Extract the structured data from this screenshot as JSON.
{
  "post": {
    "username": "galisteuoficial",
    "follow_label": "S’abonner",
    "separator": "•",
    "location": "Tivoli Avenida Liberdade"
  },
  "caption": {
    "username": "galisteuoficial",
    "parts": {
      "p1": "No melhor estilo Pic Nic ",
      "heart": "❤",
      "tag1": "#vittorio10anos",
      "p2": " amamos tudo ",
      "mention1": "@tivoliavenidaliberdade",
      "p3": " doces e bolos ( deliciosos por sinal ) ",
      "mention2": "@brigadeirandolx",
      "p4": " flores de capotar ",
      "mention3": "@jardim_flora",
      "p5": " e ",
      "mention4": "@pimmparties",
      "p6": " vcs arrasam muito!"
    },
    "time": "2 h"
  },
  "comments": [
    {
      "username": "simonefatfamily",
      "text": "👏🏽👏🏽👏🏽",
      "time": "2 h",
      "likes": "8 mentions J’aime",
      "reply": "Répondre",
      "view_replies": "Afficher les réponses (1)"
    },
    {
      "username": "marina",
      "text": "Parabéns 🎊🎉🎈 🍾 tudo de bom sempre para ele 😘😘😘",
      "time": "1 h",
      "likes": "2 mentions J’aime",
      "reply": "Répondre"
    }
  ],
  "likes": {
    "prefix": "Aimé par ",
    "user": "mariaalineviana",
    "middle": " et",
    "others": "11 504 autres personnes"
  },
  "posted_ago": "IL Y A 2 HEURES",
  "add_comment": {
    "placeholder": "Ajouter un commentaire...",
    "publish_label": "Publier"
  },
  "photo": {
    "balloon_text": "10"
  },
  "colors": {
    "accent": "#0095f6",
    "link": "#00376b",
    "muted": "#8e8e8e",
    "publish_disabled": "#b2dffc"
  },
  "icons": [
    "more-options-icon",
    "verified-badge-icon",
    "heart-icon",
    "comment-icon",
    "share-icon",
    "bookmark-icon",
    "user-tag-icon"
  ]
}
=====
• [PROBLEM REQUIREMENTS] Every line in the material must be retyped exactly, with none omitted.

• [OUTPUT FOR THIS EXERCISE]
Extract the structured data from this screenshot as JSON.
{
  "post": {
    "username": "galisteuoficial",
    "follow_label": "S’abonner",
    "separator": "•",
    "location": "Tivoli Avenida Liberdade"
  },
  "caption": {
    "username": "galisteuoficial",
    "parts": {
      "p1": "No melhor estilo Pic Nic ",
      "heart": "❤",
      "tag1": "#vittorio10anos",
      "p2": " amamos tudo ",
      "mention1": "@tivoliavenidaliberdade",
      "p3": " doces e bolos ( deliciosos por sinal ) ",
      "mention2": "@brigadeirandolx",
      "p4": " flores de capotar ",
      "mention3": "@jardim_flora",
      "p5": " e ",
      "mention4": "@pimmparties",
      "p6": " vcs arrasam muito!"
    },
    "time": "2 h"
  },
  "comments": [
    {
      "username": "simonefatfamily",
      "text": "👏🏽👏🏽👏🏽",
      "time": "2 h",
      "likes": "8 mentions J’aime",
      "reply": "Répondre",
      "view_replies": "Afficher les réponses (1)"
    },
    {
      "username": "marina",
      "text": "Parabéns 🎊🎉🎈 🍾 tudo de bom sempre para ele 😘😘😘",
      "time": "1 h",
      "likes": "2 mentions J’aime",
      "reply": "Répondre"
    }
  ],
  "likes": {
    "prefix": "Aimé par ",
    "user": "mariaalineviana",
    "middle": " et",
    "others": "11 504 autres personnes"
  },
  "posted_ago": "IL Y A 2 HEURES",
  "add_comment": {
    "placeholder": "Ajouter un commentaire...",
    "publish_label": "Publier"
  },
  "photo": {
    "balloon_text": "10"
  },
  "colors": {
    "accent": "#0095f6",
    "link": "#00376b",
    "muted": "#8e8e8e",
    "publish_disabled": "#b2dffc"
  },
  "icons": [
    "more-options-icon",
    "verified-badge-icon",
    "heart-icon",
    "comment-icon",
    "share-icon",
    "bookmark-icon",
    "user-tag-icon"
  ]
}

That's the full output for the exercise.